= ASSIGNED TASK =
Your answer must be an exact copy of every record.

= = = = =

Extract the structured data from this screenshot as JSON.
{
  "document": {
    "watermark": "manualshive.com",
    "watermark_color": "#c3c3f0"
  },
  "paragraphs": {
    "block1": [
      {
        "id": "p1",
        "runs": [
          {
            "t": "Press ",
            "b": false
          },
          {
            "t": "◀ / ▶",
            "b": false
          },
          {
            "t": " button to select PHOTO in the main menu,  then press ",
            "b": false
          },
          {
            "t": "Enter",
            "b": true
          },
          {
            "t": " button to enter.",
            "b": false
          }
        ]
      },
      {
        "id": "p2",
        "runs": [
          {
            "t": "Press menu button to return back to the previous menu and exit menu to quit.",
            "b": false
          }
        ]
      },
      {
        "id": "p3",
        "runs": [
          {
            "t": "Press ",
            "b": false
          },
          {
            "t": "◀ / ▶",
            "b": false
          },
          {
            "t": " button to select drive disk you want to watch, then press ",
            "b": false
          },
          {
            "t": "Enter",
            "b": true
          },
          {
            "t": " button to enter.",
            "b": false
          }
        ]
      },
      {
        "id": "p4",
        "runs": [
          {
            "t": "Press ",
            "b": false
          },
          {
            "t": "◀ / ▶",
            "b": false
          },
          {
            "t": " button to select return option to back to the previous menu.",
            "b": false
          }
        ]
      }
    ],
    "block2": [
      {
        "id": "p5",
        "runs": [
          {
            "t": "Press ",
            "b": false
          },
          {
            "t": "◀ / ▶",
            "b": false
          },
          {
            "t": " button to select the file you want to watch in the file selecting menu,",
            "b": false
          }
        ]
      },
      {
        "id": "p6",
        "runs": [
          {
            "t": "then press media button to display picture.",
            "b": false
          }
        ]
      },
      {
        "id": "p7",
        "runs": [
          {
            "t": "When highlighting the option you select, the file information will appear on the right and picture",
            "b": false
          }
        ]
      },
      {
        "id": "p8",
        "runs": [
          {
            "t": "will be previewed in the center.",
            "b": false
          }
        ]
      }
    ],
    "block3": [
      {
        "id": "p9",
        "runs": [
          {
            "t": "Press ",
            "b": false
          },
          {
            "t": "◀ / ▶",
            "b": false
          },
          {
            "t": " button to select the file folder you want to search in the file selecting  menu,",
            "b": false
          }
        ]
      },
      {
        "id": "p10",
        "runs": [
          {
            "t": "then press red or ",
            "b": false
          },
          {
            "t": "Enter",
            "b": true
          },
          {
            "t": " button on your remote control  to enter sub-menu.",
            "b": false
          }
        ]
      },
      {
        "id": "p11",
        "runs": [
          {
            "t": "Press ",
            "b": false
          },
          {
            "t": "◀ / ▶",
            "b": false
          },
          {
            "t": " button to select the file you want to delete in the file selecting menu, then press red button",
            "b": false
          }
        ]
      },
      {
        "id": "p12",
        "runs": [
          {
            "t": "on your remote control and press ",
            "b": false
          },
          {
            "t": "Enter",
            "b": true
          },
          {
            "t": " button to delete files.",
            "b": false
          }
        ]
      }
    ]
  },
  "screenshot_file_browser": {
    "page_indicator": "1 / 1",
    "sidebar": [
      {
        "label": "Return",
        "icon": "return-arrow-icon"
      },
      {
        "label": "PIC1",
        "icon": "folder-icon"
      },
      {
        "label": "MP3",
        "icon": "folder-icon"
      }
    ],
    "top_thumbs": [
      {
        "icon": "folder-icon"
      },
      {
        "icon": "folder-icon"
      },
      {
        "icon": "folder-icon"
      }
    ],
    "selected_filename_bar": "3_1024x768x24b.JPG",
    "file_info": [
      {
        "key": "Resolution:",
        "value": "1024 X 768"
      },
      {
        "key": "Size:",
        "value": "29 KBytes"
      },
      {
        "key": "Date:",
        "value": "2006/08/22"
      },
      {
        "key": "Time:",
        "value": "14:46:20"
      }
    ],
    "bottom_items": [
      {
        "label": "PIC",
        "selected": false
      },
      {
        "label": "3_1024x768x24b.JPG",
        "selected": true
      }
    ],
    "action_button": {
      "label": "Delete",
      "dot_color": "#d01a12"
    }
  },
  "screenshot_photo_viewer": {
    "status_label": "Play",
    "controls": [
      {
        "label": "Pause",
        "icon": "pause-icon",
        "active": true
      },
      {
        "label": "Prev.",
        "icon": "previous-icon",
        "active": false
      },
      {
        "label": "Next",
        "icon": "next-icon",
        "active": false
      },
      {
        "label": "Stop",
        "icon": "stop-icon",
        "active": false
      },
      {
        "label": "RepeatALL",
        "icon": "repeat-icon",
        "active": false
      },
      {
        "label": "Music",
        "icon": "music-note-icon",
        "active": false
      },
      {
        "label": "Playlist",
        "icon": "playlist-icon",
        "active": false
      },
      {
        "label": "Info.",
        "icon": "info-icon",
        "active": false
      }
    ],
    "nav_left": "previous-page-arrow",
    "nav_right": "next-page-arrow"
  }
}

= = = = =

= SOLUTION TO THIS TASK =
Extract the structured data from this screenshot as JSON.
{
  "document": {
    "watermark": "manualshive.com",
    "watermark_color": "#c3c3f0"
  },
  "paragraphs": {
    "block1": [
      {
        "id": "p1",
        "runs": [
          {
            "t": "Press ",
            "b": false
          },
          {
            "t": "◀ / ▶",
            "b": false
          },
          {
            "t": " button to select PHOTO in the main menu,  then press ",
            "b": false
          },
          {
            "t": "Enter",
            "b": true
          },
          {
            "t": " button to enter.",
            "b": false
          }
        ]
      },
      {
        "id": "p2",
        "runs": [
          {
            "t": "Press menu button to return back to the previous menu and exit menu to quit.",
            "b": false
          }
        ]
      },
      {
        "id": "p3",
        "runs": [
          {
            "t": "Press ",
            "b": false
          },
          {
            "t": "◀ / ▶",
            "b": false
          },
          {
            "t": " button to select drive disk you want to watch, then press ",
            "b": false
          },
          {
            "t": "Enter",
            "b": true
          },
          {
            "t": " button to enter.",
            "b": false
          }
        ]
      },
      {
        "id": "p4",
        "runs": [
          {
            "t": "Press ",
            "b": false
          },
          {
            "t": "◀ / ▶",
            "b": false
          },
          {
            "t": " button to select return option to back to the previous menu.",
            "b": false
          }
        ]
      }
    ],
    "block2": [
      {
        "id": "p5",
        "runs": [
          {
            "t": "Press ",
            "b": false
          },
          {
            "t": "◀ / ▶",
            "b": false
          },
          {
            "t": " button to select the file you want to watch in the file selecting menu,",
            "b": false
          }
        ]
      },
      {
        "id": "p6",
        "runs": [
          {
            "t": "then press media button to display picture.",
            "b": false
          }
        ]
      },
      {
        "id": "p7",
        "runs": [
          {
            "t": "When highlighting the option you select, the file information will appear on the right and picture",
            "b": false
          }
        ]
      },
      {
        "id": "p8",
        "runs": [
          {
            "t": "will be previewed in the center.",
            "b": false
          }
        ]
      }
    ],
    "block3": [
      {
        "id": "p9",
        "runs": [
          {
            "t": "Press ",
            "b": false
          },
          {
            "t": "◀ / ▶",
            "b": false
          },
          {
            "t": " button to select the file folder you want to search in the file selecting  menu,",
            "b": false
          }
        ]
      },
      {
        "id": "p10",
        "runs": [
          {
            "t": "then press red or ",
            "b": false
          },
          {
            "t": "Enter",
            "b": true
          },
          {
            "t": " button on your remote control  to enter sub-menu.",
            "b": false
          }
        ]
      },
      {
        "id": "p11",
        "runs": [
          {
            "t": "Press ",
            "b": false
          },
          {
            "t": "◀ / ▶",
            "b": false
          },
          {
            "t": " button to select the file you want to delete in the file selecting menu, then press red button",
            "b": false
          }
        ]
      },
      {
        "id": "p12",
        "runs": [
          {
            "t": "on your remote control and press ",
            "b": false
          },
          {
            "t": "Enter",
            "b": true
          },
          {
            "t": " button to delete files.",
            "b": false
          }
        ]
      }
    ]
  },
  "screenshot_file_browser": {
    "page_indicator": "1 / 1",
    "sidebar": [
      {
        "label": "Return",
        "icon": "return-arrow-icon"
      },
      {
        "label": "PIC1",
        "icon": "folder-icon"
      },
      {
        "label": "MP3",
        "icon": "folder-icon"
      }
    ],
    "top_thumbs": [
      {
        "icon": "folder-icon"
      },
      {
        "icon": "folder-icon"
      },
      {
        "icon": "folder-icon"
      }
    ],
    "selected_filename_bar": "3_1024x768x24b.JPG",
    "file_info": [
      {
        "key": "Resolution:",
        "value": "1024 X 768"
      },
      {
        "key": "Size:",
        "value": "29 KBytes"
      },
      {
        "key": "Date:",
        "value": "2006/08/22"
      },
      {
        "key": "Time:",
        "value": "14:46:20"
      }
    ],
    "bottom_items": [
      {
        "label": "PIC",
        "selected": false
      },
      {
        "label": "3_1024x768x24b.JPG",
        "selected": true
      }
    ],
    "action_button": {
      "label": "Delete",
      "dot_color": "#d01a12"
    }
  },
  "screenshot_photo_viewer": {
    "status_label": "Play",
    "controls": [
      {
        "label": "Pause",
        "icon": "pause-icon",
        "active": true
      },
      {
        "label": "Prev.",
        "icon": "previous-icon",
        "active": false
      },
      {
        "label": "Next",
        "icon": "next-icon",
        "active": false
      },
      {
        "label": "Stop",
        "icon": "stop-icon",
        "active": false
      },
      {
        "label": "RepeatALL",
        "icon": "repeat-icon",
        "active": false
      },
      {
        "label": "Music",
        "icon": "music-note-icon",
        "active": false
      },
      {
        "label": "Playlist",
        "icon": "playlist-icon",
        "active": false
      },
      {
        "label": "Info.",
        "icon": "info-icon",
        "active": false
      }
    ],
    "nav_left": "previous-page-arrow",
    "nav_right": "next-page-arrow"
  }
}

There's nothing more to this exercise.